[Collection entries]
================

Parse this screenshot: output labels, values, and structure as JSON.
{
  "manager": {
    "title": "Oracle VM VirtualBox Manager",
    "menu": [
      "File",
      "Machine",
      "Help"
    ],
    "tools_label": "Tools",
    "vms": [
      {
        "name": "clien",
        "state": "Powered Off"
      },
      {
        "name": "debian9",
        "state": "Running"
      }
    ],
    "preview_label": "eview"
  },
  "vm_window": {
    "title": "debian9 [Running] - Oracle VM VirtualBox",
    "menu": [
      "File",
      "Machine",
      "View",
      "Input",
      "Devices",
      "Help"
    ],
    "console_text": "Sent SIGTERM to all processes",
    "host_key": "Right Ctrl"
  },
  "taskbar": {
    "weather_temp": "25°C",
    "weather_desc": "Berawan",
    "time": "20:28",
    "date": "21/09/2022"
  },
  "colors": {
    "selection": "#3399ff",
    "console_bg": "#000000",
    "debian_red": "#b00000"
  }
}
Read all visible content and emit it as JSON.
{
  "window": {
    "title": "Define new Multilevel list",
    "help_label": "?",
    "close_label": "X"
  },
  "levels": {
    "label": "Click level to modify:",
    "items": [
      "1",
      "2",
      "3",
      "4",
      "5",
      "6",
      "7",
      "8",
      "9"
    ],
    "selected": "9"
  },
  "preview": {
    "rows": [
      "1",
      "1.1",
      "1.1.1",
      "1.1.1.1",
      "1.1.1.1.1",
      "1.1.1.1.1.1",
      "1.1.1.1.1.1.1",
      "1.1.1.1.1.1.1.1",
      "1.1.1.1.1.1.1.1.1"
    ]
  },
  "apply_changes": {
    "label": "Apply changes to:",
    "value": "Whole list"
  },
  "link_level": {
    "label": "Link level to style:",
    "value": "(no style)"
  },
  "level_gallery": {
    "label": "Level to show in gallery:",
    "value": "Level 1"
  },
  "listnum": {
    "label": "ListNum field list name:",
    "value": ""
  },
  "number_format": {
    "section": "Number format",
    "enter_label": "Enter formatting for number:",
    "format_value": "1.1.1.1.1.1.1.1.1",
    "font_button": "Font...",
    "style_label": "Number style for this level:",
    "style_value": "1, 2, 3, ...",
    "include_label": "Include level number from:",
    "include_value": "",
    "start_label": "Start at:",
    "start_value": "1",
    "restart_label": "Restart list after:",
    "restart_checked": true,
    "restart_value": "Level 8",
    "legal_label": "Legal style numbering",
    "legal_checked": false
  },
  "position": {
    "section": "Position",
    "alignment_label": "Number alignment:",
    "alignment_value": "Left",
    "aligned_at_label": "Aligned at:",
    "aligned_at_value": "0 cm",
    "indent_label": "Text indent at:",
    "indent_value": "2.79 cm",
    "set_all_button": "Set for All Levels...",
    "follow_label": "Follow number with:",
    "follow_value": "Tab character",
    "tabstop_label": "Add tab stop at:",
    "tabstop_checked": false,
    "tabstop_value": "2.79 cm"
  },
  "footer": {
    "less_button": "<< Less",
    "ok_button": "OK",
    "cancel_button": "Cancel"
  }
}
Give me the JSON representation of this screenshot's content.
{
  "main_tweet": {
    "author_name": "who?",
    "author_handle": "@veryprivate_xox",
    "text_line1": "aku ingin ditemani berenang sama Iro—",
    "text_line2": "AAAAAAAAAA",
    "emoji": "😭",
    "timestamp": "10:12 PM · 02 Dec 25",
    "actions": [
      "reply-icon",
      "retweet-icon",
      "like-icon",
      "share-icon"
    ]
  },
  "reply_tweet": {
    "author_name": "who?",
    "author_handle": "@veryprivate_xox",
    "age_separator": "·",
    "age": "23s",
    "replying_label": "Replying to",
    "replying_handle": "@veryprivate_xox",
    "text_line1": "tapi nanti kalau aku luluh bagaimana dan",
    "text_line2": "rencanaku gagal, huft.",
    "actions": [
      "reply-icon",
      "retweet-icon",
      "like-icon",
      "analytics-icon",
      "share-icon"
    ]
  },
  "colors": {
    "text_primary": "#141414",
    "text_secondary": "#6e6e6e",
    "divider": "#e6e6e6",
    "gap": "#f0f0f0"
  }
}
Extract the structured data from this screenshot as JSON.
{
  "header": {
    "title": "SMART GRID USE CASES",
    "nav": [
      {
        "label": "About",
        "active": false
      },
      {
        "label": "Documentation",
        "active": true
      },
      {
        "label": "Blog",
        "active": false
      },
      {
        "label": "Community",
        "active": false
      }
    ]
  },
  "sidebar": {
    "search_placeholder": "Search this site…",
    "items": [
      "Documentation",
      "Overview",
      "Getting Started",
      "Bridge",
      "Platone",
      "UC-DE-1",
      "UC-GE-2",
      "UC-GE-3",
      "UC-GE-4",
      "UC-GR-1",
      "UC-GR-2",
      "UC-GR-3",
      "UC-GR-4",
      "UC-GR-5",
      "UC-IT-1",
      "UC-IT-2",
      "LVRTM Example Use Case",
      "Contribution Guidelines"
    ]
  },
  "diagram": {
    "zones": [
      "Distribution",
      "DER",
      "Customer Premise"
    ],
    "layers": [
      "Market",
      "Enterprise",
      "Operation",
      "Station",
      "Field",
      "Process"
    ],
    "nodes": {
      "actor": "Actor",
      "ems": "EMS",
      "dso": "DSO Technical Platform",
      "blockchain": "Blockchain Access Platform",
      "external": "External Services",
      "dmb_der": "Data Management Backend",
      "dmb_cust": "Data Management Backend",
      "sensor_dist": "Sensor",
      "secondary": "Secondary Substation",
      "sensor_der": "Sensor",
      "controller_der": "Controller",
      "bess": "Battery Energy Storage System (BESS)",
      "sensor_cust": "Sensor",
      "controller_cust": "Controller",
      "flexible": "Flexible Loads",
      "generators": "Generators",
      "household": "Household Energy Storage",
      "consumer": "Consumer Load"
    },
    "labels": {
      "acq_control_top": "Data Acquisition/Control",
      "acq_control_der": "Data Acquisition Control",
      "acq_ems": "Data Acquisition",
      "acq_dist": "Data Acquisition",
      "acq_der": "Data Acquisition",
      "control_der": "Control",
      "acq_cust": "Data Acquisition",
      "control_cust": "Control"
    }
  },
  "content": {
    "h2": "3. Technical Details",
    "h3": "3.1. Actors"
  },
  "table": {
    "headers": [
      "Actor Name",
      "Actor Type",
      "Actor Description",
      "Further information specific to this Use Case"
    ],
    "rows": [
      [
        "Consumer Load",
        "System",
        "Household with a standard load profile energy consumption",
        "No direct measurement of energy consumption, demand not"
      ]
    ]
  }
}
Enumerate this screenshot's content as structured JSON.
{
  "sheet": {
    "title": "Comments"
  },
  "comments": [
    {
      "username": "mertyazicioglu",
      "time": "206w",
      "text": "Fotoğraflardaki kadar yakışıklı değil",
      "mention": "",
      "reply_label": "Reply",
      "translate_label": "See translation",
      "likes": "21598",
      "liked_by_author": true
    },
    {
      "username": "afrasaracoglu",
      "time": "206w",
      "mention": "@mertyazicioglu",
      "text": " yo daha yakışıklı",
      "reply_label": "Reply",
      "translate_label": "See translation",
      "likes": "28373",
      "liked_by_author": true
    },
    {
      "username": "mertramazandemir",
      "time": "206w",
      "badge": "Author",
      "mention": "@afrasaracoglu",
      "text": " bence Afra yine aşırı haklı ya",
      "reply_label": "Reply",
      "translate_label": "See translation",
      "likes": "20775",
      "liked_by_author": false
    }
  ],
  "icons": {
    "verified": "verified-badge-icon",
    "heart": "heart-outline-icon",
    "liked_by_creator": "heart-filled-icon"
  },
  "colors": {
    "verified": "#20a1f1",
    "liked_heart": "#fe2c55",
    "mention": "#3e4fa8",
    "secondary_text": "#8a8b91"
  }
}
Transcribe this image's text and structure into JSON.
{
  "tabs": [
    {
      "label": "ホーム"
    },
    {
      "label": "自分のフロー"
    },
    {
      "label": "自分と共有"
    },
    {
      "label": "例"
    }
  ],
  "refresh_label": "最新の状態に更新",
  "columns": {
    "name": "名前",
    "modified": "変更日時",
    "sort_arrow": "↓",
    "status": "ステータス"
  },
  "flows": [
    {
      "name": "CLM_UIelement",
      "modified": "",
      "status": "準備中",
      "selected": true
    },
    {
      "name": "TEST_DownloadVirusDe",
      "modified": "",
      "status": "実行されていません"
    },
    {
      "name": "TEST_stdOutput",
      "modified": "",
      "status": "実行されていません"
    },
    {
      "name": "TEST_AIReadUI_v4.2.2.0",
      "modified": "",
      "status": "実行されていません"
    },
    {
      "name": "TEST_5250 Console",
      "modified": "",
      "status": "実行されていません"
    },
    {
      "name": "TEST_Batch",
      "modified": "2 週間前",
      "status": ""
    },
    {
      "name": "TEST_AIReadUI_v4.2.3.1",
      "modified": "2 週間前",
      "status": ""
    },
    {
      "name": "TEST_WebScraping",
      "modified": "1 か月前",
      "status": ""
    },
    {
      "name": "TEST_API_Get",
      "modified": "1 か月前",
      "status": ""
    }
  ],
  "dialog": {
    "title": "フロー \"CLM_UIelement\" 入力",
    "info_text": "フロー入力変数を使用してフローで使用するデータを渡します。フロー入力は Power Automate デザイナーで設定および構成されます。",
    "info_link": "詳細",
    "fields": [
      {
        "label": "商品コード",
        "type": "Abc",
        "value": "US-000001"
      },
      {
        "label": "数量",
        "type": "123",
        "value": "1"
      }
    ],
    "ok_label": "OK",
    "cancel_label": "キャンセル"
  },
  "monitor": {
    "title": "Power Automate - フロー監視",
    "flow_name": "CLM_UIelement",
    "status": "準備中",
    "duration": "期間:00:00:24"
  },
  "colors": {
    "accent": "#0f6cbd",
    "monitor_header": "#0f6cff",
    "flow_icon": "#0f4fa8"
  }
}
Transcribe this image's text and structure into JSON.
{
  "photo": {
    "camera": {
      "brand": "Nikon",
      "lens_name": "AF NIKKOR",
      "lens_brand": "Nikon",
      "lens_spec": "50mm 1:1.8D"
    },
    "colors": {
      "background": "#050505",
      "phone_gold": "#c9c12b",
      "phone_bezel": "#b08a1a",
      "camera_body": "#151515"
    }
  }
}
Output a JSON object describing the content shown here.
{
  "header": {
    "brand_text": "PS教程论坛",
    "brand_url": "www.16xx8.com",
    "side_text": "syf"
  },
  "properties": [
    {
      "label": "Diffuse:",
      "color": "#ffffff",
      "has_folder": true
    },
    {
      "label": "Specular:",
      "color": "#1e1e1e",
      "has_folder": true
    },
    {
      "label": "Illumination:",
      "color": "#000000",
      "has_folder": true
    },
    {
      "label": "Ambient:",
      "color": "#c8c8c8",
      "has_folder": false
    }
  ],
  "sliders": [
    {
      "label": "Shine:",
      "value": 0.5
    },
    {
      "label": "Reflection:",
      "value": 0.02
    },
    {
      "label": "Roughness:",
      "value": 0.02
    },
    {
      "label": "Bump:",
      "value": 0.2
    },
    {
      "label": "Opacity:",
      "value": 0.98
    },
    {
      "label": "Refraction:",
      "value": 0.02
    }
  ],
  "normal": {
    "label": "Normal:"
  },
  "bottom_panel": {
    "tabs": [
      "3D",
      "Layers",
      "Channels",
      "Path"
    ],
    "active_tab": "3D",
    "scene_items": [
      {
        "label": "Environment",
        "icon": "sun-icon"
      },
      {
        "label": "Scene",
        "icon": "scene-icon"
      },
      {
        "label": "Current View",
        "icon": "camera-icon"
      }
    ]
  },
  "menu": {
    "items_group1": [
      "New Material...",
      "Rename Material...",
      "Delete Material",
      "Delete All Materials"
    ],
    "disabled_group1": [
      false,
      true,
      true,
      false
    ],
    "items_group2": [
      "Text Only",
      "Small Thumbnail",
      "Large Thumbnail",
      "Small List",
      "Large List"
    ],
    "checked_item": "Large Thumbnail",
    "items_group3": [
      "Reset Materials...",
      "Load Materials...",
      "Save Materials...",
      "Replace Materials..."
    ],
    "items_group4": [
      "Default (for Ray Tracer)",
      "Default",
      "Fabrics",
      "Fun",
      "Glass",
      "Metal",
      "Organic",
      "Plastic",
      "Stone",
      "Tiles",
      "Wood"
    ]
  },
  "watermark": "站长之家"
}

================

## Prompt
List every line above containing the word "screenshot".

## Answer box
Parse this screenshot: output labels, values, and structure as JSON.
Give me the JSON representation of this screenshot's content.
Extract the structured data from this screenshot as JSON.
Enumerate this screenshot's content as structured JSON.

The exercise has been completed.